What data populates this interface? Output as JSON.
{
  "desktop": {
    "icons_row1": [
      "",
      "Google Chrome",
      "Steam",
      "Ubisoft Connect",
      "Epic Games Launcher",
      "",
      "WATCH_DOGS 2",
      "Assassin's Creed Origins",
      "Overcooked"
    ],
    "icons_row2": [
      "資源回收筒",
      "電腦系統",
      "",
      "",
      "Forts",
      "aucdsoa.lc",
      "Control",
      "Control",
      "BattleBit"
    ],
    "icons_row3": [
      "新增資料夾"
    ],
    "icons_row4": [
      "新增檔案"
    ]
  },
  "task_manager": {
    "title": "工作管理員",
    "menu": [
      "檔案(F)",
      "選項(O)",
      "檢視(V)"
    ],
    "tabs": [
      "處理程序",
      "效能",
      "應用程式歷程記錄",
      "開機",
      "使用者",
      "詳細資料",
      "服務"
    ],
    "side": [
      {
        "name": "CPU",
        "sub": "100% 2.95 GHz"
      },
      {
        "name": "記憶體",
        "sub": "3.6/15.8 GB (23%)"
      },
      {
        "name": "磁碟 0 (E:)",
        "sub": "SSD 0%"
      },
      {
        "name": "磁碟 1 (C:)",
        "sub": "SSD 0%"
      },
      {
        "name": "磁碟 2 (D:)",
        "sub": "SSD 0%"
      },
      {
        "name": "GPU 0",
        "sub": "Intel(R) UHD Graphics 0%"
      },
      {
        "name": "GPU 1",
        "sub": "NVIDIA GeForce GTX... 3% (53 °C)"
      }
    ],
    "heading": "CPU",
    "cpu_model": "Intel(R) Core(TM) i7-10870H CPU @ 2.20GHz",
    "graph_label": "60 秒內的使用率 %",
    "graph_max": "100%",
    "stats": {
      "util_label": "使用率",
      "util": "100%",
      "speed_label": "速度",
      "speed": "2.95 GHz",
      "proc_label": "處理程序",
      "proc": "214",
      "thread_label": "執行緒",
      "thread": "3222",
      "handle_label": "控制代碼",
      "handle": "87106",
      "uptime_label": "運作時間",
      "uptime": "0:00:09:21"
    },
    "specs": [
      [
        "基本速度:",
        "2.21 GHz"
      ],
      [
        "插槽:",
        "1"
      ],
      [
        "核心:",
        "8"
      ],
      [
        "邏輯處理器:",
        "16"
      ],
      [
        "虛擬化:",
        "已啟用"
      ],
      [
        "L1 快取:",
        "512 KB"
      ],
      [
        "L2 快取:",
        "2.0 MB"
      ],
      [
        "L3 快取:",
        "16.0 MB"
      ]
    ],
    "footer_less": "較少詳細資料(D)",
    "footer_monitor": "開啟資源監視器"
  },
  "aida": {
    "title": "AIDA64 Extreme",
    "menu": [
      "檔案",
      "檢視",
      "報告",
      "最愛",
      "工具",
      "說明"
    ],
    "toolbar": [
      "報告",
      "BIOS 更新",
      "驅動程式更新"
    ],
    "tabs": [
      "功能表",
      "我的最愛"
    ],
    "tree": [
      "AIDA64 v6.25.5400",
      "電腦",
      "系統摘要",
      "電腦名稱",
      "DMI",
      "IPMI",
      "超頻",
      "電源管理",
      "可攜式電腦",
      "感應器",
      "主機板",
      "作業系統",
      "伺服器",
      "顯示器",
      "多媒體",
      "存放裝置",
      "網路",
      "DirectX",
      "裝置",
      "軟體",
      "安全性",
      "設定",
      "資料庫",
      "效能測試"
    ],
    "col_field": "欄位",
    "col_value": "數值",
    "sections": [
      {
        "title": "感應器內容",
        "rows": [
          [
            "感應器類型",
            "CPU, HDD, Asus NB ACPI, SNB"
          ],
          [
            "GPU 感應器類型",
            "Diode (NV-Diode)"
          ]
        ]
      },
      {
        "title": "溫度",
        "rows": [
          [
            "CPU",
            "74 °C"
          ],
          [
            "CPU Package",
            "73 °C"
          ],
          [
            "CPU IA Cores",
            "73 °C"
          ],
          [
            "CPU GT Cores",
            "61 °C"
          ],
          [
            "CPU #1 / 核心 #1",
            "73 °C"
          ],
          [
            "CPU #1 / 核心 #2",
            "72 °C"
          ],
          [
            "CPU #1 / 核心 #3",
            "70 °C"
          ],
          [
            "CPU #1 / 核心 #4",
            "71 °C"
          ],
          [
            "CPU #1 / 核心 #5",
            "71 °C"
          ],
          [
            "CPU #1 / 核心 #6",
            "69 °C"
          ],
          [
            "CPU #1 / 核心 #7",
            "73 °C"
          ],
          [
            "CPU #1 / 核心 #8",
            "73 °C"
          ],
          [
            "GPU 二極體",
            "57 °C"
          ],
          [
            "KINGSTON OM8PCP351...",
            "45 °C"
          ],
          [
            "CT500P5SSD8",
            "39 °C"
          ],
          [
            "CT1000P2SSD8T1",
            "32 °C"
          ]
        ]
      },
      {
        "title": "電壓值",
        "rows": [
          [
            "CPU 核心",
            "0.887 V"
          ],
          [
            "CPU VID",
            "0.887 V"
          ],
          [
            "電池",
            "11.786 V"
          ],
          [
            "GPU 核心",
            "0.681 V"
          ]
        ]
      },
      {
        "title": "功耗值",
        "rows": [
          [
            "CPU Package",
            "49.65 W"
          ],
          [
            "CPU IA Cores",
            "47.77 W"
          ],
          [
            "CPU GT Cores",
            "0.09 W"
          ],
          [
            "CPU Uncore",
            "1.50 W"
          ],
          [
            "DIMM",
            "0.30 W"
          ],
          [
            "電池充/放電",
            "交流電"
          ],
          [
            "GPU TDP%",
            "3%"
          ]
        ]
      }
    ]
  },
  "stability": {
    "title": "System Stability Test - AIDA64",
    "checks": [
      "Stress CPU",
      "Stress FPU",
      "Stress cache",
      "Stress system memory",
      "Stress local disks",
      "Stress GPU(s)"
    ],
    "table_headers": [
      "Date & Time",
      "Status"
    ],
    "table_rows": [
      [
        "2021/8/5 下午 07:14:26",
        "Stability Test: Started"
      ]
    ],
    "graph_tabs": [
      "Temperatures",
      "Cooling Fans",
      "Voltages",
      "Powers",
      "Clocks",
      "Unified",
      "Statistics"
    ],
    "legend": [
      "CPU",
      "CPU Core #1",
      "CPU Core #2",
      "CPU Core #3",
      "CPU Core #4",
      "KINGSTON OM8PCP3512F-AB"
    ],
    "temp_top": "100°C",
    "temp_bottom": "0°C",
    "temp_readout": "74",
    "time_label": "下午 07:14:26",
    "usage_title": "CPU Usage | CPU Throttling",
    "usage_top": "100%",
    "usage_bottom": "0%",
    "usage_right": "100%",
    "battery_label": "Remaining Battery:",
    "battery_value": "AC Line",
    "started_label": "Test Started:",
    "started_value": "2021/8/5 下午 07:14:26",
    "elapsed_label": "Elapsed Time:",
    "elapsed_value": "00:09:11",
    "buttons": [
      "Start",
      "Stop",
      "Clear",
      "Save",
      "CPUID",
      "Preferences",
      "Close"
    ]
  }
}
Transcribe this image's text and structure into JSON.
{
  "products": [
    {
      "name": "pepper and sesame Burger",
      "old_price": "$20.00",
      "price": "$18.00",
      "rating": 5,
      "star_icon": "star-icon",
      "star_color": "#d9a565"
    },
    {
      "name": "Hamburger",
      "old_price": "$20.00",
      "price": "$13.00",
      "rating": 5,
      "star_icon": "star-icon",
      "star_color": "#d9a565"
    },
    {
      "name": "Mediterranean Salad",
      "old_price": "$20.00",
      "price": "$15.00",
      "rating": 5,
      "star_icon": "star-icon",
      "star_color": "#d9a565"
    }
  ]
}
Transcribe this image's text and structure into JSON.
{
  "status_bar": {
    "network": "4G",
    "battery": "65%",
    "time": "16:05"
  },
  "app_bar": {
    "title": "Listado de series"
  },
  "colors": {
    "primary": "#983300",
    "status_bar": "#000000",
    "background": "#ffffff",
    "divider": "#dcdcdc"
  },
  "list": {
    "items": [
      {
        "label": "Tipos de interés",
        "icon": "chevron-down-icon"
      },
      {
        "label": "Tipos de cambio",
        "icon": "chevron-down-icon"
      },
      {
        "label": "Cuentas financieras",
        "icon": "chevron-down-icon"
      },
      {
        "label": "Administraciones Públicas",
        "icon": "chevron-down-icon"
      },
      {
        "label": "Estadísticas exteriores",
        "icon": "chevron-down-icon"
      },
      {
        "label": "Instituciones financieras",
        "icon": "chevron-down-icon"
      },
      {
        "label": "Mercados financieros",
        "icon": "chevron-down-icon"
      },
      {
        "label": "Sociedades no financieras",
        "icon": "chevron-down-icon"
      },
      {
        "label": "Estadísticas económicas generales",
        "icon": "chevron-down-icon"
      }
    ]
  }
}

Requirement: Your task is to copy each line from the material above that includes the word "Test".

Result of this exercise:
    "title": "System Stability Test - AIDA64",
        "Stability Test: Started"
    "started_label": "Test Started:",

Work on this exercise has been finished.